The recent conversion of a Harvard Mail Services truck to a hybrid electric vehicle has dramatically reduced fuel consumption. As a result, the eight-month pilot program has cut the vehicle’s greenhouse gas emissions by nearly 22 percent.  Now, in addition to delivering thousands of pieces of mail across the University, the van is also delivering a win for the environment.   

In June 2013, Harvard Fleet Management joined with Boston-based XL Hybrids to retrofit the Mail Services Chevrolet Express van with an innovative, hybrid electric powertrain.

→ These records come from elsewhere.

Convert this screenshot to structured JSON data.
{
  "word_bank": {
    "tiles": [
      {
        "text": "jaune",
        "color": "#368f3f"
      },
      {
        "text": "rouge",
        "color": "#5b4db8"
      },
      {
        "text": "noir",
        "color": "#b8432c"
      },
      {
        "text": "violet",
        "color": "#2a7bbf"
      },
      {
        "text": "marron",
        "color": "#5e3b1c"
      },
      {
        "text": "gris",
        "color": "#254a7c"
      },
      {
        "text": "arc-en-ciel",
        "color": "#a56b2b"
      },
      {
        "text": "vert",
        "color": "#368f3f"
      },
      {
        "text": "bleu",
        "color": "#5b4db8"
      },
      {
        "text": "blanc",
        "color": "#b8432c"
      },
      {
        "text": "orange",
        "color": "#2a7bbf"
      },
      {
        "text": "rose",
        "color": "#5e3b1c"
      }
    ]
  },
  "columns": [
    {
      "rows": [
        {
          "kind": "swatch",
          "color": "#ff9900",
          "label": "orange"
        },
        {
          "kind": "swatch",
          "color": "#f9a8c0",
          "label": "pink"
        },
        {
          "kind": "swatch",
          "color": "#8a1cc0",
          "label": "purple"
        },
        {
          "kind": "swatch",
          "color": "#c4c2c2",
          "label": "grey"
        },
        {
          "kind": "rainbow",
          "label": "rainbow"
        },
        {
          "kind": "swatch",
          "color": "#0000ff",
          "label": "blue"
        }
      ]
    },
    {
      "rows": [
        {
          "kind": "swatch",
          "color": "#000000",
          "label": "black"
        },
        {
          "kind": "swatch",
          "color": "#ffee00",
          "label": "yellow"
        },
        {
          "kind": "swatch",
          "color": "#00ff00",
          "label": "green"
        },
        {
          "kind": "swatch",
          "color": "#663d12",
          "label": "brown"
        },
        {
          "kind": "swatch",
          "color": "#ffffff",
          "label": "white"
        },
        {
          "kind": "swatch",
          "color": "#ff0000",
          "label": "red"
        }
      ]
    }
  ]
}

The new technology increases efficiency and reduces fuel usage without sacrificing performance. 

“We chose to pilot the use of this hybrid technology so that we can do our part to support Harvard’s commitment to sustainability, including the goal to reduce greenhouse gas emissions across campus,” said David Harris Jr., Director of Harvard Transit and Fleet Services. “Instead of buying a brand new hybrid vehicle we were able to save money and increase the fuel efficiency of our existing fleet, resulting in an immediate return on investment.”

To convert the Mail Service van, XL Hybrids added an electric motor with a lithium ion battery pack and cutting-edge control software that increases fuel efficiency by charging the battery when drivers brake and releases energy to the motor when drivers accelerate. A review of the van’s on-road operational data showed a nearly 22 percent fuel and greenhouse gas emissions reduction over conventional cargo vans, yielding an annual CO2 reduction of over one metric ton per vehicle.

We chose to pilot the use of this hybrid technology so that we can do our part to support Harvard’s commitment to sustainability.

In 2008, Harvard University adopted a goal to reduce greenhouse gas emissions 30% by 2016, including growth. As part of this goal, Harvard is committed to using its campus as a living laboratory, to identify and adopt innovative and cost-effective solutions that reduce energy and curb greenhouse gas emissions.

Harvard has previously adopted several alternative vehicle technologies to reduce fuel and greenhouse gas emissions including the use of electric vehicles for landscaping and other campus operations. In 2003, Harvard Transit piloted the use of biodiesel in two shuttles. As a result, 2014 is the ten-year anniversary of using B20 ultra-low sulfur diesel in over 77 vehicles, ranging from shuttles to Dining Services’ vehicles. Lastly, in 2013 Harvard University Police Department converted their entire fleet of marked police cars to hybrid vehicles.

“In addition to our diesel delivery vehicles using B20 biodiesel, we are excited about the opportunity to add XL Hybrid technology to our fleet and further support sustainability at Harvard,” said Betsy Shortell, Director of Mail Services. As for the rest of Harvard’s fleet, stay tuned for more emission reductions in the future.